START RECORDS SHOWN

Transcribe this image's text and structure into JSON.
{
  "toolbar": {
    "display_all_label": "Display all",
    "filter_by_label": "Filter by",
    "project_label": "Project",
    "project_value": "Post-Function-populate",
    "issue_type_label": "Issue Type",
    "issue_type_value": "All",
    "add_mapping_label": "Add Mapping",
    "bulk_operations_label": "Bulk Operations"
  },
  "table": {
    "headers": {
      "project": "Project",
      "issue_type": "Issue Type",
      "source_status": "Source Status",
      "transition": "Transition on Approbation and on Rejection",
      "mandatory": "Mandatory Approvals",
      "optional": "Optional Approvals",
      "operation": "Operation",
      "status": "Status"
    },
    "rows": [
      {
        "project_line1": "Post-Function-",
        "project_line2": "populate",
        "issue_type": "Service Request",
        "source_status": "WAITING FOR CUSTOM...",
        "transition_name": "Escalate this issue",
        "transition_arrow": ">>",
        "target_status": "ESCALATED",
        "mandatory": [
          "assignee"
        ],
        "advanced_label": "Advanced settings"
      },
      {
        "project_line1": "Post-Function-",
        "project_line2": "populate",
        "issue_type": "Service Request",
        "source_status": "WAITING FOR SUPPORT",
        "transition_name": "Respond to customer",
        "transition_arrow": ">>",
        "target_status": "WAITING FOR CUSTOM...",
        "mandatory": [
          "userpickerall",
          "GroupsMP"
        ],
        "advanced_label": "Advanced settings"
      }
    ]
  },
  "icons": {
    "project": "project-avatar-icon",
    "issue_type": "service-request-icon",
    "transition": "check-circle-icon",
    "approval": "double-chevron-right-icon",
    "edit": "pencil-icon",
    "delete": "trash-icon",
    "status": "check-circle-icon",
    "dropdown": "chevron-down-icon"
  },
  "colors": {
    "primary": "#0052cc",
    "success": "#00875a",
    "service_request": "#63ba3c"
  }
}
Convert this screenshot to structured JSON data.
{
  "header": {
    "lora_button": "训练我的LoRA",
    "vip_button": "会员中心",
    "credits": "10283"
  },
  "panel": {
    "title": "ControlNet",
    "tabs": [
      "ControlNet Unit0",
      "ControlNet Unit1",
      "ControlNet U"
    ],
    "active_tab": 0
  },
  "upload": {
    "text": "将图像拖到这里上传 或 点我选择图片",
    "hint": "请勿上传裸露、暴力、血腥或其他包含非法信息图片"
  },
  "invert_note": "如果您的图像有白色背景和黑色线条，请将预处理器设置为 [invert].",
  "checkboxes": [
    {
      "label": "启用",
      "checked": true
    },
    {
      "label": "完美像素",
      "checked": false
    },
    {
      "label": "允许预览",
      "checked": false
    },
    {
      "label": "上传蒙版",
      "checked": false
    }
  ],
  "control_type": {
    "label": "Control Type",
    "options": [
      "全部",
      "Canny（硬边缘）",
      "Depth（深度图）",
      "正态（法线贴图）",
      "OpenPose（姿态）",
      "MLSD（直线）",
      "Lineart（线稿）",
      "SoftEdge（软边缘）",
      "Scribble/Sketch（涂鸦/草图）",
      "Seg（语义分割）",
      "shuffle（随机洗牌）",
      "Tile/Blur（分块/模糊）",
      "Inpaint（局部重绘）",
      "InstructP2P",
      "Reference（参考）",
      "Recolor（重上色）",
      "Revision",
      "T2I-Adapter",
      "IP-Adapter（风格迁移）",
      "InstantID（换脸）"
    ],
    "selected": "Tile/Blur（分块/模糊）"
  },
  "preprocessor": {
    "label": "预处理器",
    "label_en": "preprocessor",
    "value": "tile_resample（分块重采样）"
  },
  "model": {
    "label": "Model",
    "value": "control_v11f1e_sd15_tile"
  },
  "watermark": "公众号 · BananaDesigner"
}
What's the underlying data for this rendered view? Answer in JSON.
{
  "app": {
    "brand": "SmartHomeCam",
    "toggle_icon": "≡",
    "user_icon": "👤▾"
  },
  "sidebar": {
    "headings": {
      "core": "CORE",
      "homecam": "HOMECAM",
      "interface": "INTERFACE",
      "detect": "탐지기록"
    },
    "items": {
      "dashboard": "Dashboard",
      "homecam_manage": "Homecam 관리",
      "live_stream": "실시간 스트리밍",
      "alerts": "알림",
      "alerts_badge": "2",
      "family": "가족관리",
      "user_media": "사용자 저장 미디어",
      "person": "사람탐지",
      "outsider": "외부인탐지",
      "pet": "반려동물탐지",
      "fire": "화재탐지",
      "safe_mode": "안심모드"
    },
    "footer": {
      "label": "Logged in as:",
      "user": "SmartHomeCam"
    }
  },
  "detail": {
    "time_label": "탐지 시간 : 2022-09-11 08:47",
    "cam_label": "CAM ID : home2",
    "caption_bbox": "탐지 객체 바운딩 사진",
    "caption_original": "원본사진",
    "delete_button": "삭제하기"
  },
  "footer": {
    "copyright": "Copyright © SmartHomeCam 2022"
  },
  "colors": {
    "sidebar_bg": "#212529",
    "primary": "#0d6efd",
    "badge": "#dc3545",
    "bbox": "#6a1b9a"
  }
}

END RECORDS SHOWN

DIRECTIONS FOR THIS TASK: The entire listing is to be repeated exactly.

RESPONSE BELOW:
Transcribe this image's text and structure into JSON.
{
  "toolbar": {
    "display_all_label": "Display all",
    "filter_by_label": "Filter by",
    "project_label": "Project",
    "project_value": "Post-Function-populate",
    "issue_type_label": "Issue Type",
    "issue_type_value": "All",
    "add_mapping_label": "Add Mapping",
    "bulk_operations_label": "Bulk Operations"
  },
  "table": {
    "headers": {
      "project": "Project",
      "issue_type": "Issue Type",
      "source_status": "Source Status",
      "transition": "Transition on Approbation and on Rejection",
      "mandatory": "Mandatory Approvals",
      "optional": "Optional Approvals",
      "operation": "Operation",
      "status": "Status"
    },
    "rows": [
      {
        "project_line1": "Post-Function-",
        "project_line2": "populate",
        "issue_type": "Service Request",
        "source_status": "WAITING FOR CUSTOM...",
        "transition_name": "Escalate this issue",
        "transition_arrow": ">>",
        "target_status": "ESCALATED",
        "mandatory": [
          "assignee"
        ],
        "advanced_label": "Advanced settings"
      },
      {
        "project_line1": "Post-Function-",
        "project_line2": "populate",
        "issue_type": "Service Request",
        "source_status": "WAITING FOR SUPPORT",
        "transition_name": "Respond to customer",
        "transition_arrow": ">>",
        "target_status": "WAITING FOR CUSTOM...",
        "mandatory": [
          "userpickerall",
          "GroupsMP"
        ],
        "advanced_label": "Advanced settings"
      }
    ]
  },
  "icons": {
    "project": "project-avatar-icon",
    "issue_type": "service-request-icon",
    "transition": "check-circle-icon",
    "approval": "double-chevron-right-icon",
    "edit": "pencil-icon",
    "delete": "trash-icon",
    "status": "check-circle-icon",
    "dropdown": "chevron-down-icon"
  },
  "colors": {
    "primary": "#0052cc",
    "success": "#00875a",
    "service_request": "#63ba3c"
  }
}
Convert this screenshot to structured JSON data.
{
  "header": {
    "lora_button": "训练我的LoRA",
    "vip_button": "会员中心",
    "credits": "10283"
  },
  "panel": {
    "title": "ControlNet",
    "tabs": [
      "ControlNet Unit0",
      "ControlNet Unit1",
      "ControlNet U"
    ],
    "active_tab": 0
  },
  "upload": {
    "text": "将图像拖到这里上传 或 点我选择图片",
    "hint": "请勿上传裸露、暴力、血腥或其他包含非法信息图片"
  },
  "invert_note": "如果您的图像有白色背景和黑色线条，请将预处理器设置为 [invert].",
  "checkboxes": [
    {
      "label": "启用",
      "checked": true
    },
    {
      "label": "完美像素",
      "checked": false
    },
    {
      "label": "允许预览",
      "checked": false
    },
    {
      "label": "上传蒙版",
      "checked": false
    }
  ],
  "control_type": {
    "label": "Control Type",
    "options": [
      "全部",
      "Canny（硬边缘）",
      "Depth（深度图）",
      "正态（法线贴图）",
      "OpenPose（姿态）",
      "MLSD（直线）",
      "Lineart（线稿）",
      "SoftEdge（软边缘）",
      "Scribble/Sketch（涂鸦/草图）",
      "Seg（语义分割）",
      "shuffle（随机洗牌）",
      "Tile/Blur（分块/模糊）",
      "Inpaint（局部重绘）",
      "InstructP2P",
      "Reference（参考）",
      "Recolor（重上色）",
      "Revision",
      "T2I-Adapter",
      "IP-Adapter（风格迁移）",
      "InstantID（换脸）"
    ],
    "selected": "Tile/Blur（分块/模糊）"
  },
  "preprocessor": {
    "label": "预处理器",
    "label_en": "preprocessor",
    "value": "tile_resample（分块重采样）"
  },
  "model": {
    "label": "Model",
    "value": "control_v11f1e_sd15_tile"
  },
  "watermark": "公众号 · BananaDesigner"
}
What's the underlying data for this rendered view? Answer in JSON.
{
  "app": {
    "brand": "SmartHomeCam",
    "toggle_icon": "≡",
    "user_icon": "👤▾"
  },
  "sidebar": {
    "headings": {
      "core": "CORE",
      "homecam": "HOMECAM",
      "interface": "INTERFACE",
      "detect": "탐지기록"
    },
    "items": {
      "dashboard": "Dashboard",
      "homecam_manage": "Homecam 관리",
      "live_stream": "실시간 스트리밍",
      "alerts": "알림",
      "alerts_badge": "2",
      "family": "가족관리",
      "user_media": "사용자 저장 미디어",
      "person": "사람탐지",
      "outsider": "외부인탐지",
      "pet": "반려동물탐지",
      "fire": "화재탐지",
      "safe_mode": "안심모드"
    },
    "footer": {
      "label": "Logged in as:",
      "user": "SmartHomeCam"
    }
  },
  "detail": {
    "time_label": "탐지 시간 : 2022-09-11 08:47",
    "cam_label": "CAM ID : home2",
    "caption_bbox": "탐지 객체 바운딩 사진",
    "caption_original": "원본사진",
    "delete_button": "삭제하기"
  },
  "footer": {
    "copyright": "Copyright © SmartHomeCam 2022"
  },
  "colors": {
    "sidebar_bg": "#212529",
    "primary": "#0d6efd",
    "badge": "#dc3545",
    "bbox": "#6a1b9a"
  }
}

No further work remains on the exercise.